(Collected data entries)
****

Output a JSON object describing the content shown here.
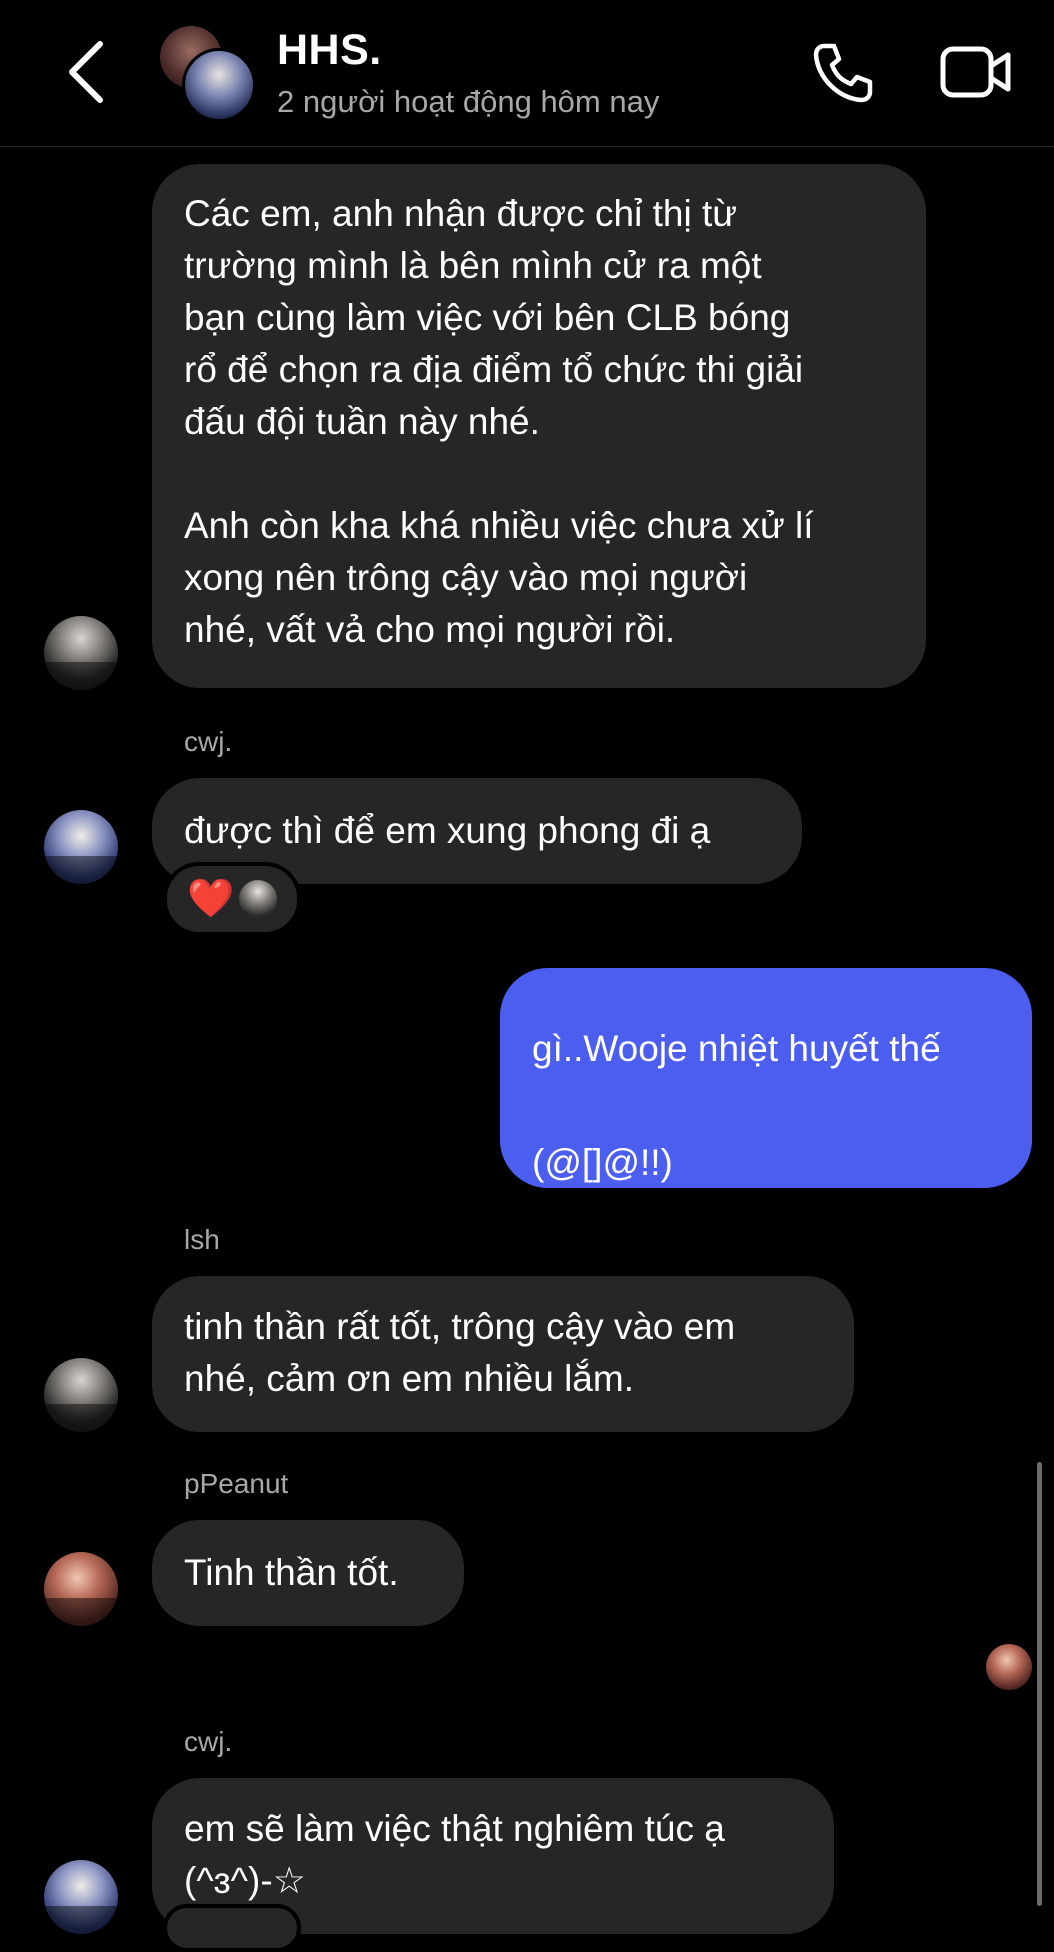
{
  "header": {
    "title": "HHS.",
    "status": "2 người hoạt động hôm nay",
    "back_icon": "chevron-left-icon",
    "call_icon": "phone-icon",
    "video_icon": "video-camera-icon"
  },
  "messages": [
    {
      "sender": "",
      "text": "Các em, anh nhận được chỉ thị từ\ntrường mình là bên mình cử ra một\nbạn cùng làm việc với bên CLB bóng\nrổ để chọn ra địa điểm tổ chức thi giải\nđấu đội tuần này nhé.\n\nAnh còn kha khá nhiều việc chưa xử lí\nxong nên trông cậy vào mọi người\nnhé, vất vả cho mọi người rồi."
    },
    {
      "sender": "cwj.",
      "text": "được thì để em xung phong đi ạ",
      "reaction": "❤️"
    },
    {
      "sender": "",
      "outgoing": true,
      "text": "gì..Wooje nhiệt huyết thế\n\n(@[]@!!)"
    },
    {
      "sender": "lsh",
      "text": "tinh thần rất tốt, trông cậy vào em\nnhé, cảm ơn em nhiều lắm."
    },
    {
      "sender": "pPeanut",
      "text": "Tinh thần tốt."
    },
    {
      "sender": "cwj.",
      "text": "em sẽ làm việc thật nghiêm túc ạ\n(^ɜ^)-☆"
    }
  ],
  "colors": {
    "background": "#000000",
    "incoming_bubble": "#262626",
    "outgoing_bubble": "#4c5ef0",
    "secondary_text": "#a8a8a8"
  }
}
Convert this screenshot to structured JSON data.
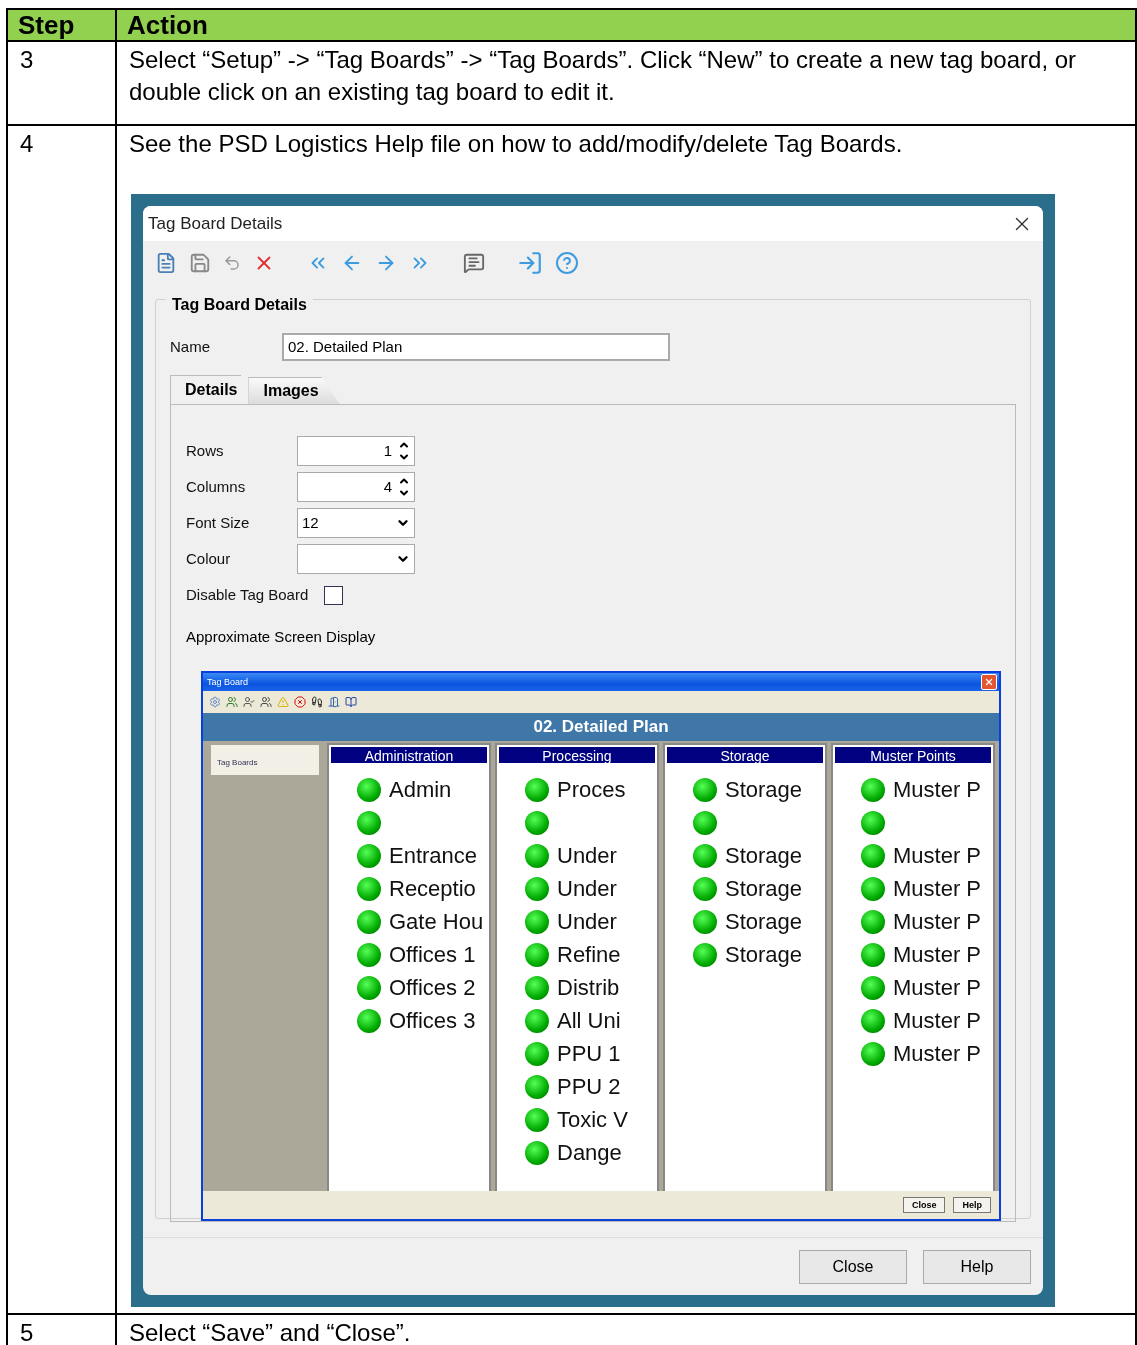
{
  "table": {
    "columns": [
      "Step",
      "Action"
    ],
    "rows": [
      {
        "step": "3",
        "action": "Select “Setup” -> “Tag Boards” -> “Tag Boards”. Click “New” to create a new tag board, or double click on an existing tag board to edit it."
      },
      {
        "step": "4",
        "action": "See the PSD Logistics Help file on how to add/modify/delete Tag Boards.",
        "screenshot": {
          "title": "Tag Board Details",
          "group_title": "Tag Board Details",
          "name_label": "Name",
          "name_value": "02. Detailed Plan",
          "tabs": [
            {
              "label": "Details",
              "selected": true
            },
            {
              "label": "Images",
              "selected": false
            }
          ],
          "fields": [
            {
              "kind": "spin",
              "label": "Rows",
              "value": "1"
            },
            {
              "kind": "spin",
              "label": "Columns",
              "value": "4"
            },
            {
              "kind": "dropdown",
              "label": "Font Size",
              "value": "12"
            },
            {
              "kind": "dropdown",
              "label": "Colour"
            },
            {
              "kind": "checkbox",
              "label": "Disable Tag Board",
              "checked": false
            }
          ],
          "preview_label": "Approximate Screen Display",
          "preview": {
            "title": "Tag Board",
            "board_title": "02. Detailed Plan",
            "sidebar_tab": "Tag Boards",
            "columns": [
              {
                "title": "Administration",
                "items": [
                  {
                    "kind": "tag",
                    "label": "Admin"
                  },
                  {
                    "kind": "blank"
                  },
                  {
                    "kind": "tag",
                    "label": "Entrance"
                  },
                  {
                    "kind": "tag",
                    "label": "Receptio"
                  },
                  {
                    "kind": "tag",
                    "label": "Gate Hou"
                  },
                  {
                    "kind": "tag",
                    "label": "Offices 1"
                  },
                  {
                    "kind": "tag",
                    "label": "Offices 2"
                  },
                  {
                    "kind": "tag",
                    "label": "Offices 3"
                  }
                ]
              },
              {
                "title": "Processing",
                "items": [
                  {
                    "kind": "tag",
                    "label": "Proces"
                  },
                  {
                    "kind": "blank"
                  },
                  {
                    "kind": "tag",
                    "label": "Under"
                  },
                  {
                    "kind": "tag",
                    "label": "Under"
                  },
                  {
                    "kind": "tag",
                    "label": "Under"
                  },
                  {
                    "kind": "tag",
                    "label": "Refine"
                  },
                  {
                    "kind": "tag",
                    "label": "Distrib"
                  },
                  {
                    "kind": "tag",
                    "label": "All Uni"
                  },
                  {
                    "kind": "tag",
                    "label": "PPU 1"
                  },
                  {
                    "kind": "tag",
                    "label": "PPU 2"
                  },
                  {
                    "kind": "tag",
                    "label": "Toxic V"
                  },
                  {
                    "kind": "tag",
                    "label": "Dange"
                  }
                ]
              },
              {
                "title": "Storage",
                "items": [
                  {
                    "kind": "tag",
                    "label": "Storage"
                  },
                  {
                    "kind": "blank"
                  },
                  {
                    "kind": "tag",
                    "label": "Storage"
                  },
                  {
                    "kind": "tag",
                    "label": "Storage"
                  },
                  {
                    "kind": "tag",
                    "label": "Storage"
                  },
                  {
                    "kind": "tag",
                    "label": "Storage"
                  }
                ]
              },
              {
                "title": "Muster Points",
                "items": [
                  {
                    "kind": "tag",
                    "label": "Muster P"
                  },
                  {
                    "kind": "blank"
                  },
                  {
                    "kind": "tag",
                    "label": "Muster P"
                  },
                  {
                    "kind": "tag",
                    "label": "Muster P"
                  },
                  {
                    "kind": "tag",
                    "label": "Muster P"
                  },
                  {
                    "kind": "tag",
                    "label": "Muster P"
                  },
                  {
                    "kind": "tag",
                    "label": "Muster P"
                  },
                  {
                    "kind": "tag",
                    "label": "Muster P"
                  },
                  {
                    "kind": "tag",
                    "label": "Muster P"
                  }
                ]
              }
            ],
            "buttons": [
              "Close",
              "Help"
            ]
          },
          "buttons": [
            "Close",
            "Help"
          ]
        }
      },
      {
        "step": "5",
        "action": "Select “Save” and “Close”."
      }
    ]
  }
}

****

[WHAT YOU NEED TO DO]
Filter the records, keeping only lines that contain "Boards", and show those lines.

[RESPONSE TO THE TASK]
        "action": "Select “Setup” -> “Tag Boards” -> “Tag Boards”. Click “New” to create a new tag board, or double click on an existing tag board to edit it."
        "action": "See the PSD Logistics Help file on how to add/modify/delete Tag Boards.",
            "sidebar_tab": "Tag Boards",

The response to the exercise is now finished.